The raid in Ecuador caused serious diplomatic tensions
International police agency Interpol says Colombian officials did not tamper with computers which they claim provide proof Venezuela financed Farc rebels.
The hard drives were purportedly seized after a raid on a rebel camp in Ecuador at the beginning of March.
Although Interpol certified the authenticity of the files, not their contents, correspondents say their tests add credence to Colombian claims.
Venezuelan President Hugo Chavez vehemently dismissed the allegations.
He said the report was merely a "clown show" that "doesn't deserve serious comment".
Both Venezuela and Ecuador say that any contacts with the Revolutionary Armed Forces of Colombia (Farc) were solely made as part of a humanitarian effort to free hostages held by the left-wing guerrillas.
Colombian forces attacked the Farc camp located just across the border in Ecuador on 1 March.
The computers they seized contain files which, according to Bogota, show that Venezuelan President Hugo Chavez was personally involved in financing and supplying arms to the rebels.
They also suggest that Ecuador maintained links with the Farc.
The Colombian authorities asked Interpol to check the files after Mr Chavez accused them of faking the documents.
Interpol head Ronald Noble said his team had not analysed the information contained on the drives, as Interpol's remit extended only to certifying the authenticity of the documents, not their contents.
Mr Noble said that deep forensic analyses showed Colombia did not modify, delete or create any files, although it did not always follow internationally accepted methods when handling the computers.
"We are absolutely certain that the computer discs our experts examined came from a Farc terrorist camp," he said.
But he was quick to stress that the fact that the files had not been tampered with did not prove that the information contained within them was totally accurate.
By weighing in and putting its seal of authenticity on the documents, Interpol is in a sense adding much greater credence to the Colombian government's allegations, says the BBC's Americas editor Emilio San Pedro.
Washington has confirmed it believes the files are genuine and that the implications for Venezuela, if it has supported the Farc - which is on the US and European lists of terrorist organisations - could be very serious.
But the files use codes and aliases throughout and nowhere is Mr Chavez mentioned by name.

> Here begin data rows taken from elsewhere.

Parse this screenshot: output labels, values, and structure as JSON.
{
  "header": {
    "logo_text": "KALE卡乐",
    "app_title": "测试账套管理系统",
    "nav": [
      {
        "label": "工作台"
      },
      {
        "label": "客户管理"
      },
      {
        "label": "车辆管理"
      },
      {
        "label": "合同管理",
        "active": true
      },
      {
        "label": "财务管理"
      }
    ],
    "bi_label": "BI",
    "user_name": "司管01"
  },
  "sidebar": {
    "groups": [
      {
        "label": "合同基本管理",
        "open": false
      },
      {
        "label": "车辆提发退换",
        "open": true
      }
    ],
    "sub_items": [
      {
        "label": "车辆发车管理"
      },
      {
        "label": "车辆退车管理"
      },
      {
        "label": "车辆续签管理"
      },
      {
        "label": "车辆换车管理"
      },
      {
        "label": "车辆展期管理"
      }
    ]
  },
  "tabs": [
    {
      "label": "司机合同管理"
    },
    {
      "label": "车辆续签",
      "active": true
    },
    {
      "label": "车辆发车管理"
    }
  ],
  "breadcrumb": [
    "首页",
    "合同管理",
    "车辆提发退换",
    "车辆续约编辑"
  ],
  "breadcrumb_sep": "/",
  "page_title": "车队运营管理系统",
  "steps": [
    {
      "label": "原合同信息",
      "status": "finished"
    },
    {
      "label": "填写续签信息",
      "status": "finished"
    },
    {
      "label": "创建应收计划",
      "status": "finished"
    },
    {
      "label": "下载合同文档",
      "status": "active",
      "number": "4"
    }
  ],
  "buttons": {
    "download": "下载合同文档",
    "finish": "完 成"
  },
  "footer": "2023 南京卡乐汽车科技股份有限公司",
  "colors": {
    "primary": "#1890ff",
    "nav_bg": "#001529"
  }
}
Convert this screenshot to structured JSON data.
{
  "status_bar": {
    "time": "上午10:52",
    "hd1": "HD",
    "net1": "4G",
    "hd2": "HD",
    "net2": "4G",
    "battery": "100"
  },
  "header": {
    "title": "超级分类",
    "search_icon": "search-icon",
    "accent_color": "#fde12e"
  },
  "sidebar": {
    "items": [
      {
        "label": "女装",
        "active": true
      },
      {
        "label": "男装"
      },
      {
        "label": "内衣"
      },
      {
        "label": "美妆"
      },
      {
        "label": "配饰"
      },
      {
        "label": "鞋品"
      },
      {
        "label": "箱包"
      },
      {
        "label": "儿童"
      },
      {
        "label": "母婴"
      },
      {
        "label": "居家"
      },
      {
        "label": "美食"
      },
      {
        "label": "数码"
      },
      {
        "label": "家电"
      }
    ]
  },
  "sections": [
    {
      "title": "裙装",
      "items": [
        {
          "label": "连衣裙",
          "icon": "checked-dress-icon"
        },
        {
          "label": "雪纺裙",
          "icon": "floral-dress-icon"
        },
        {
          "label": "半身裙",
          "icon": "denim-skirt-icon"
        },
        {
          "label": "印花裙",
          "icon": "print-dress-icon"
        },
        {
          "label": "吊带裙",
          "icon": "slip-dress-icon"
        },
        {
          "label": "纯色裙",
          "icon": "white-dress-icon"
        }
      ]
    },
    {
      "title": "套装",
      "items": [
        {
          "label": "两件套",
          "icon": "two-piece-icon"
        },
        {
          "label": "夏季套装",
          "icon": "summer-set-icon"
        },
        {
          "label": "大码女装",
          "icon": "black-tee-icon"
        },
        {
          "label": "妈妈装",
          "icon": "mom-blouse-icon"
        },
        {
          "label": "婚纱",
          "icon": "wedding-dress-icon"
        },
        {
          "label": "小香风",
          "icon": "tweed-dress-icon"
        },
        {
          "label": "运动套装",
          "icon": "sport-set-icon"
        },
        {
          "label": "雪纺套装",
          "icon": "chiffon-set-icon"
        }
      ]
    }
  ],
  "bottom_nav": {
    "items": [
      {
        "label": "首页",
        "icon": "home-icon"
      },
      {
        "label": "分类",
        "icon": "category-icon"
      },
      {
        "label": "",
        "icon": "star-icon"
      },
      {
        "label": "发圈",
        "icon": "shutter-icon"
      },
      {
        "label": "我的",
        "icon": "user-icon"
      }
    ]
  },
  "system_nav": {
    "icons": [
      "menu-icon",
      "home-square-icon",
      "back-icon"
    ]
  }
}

Senior Farc commander Raul Reyes was among 25 people killed in the attack.
The raid provoked the worst regional tensions in recent years, with Ecuador breaking off diplomatic relations with Colombia.